Soya milk is widely available and comes in sweetened and flavoured varieties. Most are a good substitute for cows' milk in cooking, but occasionally curdle when added to hot drinks, although barista-style versions are available and are more resilient to heat. Bear in mind that children with a cow’s milk protein allergy are more likely to be allergic to soya (particularly under six months of age). Soya-based cheeses are getting better and dairy-free alternatives to mozzarella, Parmesan, blue cheeses and Cheddar are all available. Soya cream is a good substitute for single cream; if well chilled it will whip. Good commercially-made soya ice cream is widely available.
Nut milks such as almond, hazelnut and cashew, can taste quite sweet. These are good for cereals, coffee and desserts (rice pudding is very good with almond mil). It is even possible to make almond milk at home.

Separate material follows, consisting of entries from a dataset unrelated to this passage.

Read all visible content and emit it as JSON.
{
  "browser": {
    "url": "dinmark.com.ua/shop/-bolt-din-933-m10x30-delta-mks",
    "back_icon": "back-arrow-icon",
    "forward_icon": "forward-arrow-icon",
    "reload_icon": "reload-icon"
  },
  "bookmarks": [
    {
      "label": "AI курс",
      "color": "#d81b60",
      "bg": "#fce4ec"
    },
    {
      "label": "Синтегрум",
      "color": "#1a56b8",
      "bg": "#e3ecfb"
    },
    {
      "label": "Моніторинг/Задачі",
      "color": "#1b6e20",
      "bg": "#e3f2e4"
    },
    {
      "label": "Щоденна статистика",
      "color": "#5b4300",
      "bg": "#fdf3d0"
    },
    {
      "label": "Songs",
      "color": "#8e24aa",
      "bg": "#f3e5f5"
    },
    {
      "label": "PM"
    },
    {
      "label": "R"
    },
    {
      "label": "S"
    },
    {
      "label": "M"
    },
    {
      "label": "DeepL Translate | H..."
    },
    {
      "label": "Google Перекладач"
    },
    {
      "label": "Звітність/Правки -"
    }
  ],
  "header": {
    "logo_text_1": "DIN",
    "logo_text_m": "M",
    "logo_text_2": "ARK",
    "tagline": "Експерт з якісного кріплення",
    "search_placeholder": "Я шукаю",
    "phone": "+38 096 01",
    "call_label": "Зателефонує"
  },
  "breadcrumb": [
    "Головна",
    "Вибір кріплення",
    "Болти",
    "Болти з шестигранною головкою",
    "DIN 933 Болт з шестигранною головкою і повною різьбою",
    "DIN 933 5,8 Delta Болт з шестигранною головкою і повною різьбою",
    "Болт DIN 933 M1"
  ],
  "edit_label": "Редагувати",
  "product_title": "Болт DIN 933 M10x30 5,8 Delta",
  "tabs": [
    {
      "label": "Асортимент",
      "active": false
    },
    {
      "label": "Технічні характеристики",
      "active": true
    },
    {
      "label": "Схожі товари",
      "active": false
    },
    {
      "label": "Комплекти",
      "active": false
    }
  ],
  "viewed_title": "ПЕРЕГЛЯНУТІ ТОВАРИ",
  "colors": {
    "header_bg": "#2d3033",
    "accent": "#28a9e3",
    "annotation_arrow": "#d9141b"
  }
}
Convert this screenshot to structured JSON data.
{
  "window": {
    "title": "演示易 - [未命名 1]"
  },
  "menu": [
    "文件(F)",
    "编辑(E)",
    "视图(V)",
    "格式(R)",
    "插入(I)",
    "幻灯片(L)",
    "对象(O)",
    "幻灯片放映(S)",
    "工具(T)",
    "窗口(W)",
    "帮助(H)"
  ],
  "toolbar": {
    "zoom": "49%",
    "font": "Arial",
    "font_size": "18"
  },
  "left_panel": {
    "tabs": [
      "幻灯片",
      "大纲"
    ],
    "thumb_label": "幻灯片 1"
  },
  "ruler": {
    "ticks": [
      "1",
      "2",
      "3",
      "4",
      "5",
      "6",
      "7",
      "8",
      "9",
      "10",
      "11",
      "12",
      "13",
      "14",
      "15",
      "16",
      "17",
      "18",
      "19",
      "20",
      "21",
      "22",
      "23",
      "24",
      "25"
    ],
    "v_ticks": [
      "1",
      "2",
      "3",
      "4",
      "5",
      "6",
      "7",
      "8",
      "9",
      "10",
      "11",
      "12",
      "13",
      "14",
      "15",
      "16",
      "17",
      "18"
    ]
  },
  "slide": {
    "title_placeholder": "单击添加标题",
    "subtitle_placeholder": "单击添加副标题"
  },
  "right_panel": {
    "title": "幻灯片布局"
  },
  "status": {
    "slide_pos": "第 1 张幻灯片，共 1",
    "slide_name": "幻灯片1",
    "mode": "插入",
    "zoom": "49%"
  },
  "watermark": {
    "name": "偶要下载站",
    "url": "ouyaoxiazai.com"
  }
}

Be aware that nut milks contain less protein than nuts or soya milk. Cashew cheese and ice creams do contain the whole nut, which means they have all the protein.
Coconut milk is available tinned and in cartons and is an excellent alternative to cows' milk for most cooked dishes, provided you like its quite strong coconut flavour. It is particularly good in curries, such as Thai green curry. Some tinned coconut milks, when chilled overnight, will separate into a watery liquid and a thick solid that can be whipped to make a delicious alternative to whipped cream. Coconut butter is ground coconut paste, rather like peanut butter, that can stand in for a dairy spread. Coconut oil is an excellent alternative to butter for baking, as the coconut flavour is less pronounced. It can also be used as a spread. Coconut yoghurt is also popular.
Oat milk has a slightly porridge-like flavour as it is a blend of oats and water, and contains a moderate amount of protein and carbohydrate. It's excellent for cereals and savoury dishes, but quite strongly flavoured for desserts. Barista-style versions are more resilient to heat and creamier in texture and so are great in hot drinks.
Rice milk is a blend of rice and water, making it higher in carbohydrate than other milks and quite sweet. It lacks protein, but is a good substitute in pancakes, some desserts and sweet drinks.
Vegan cheeses and lactose-free cheeses are available, many made with coconut oil. Softer vegan cheeses such as cream cheese may be made with cashew nuts.
Foods to avoid
Besides common dairy products, such as milk, cheese, cream, yoghurt and butter, there are other foods or ingredients you might need to avoid. It is worth noting that all allergens must be identified on food labels by law, with the exception of alcoholic drinks, where they only have to be labelled if they are over certain levels. If the allergy is severe, be cautious and check with the manufacturer because milk proteins are used in the refining process of many alcoholic drinks.
- Casein and caseinates
- Cheese powder
- Artificial cream
- Milk powder
- Nisin preparation
- Whey, whey syrup
- E966 may contain some lactose so should be avoided if the allergy is severe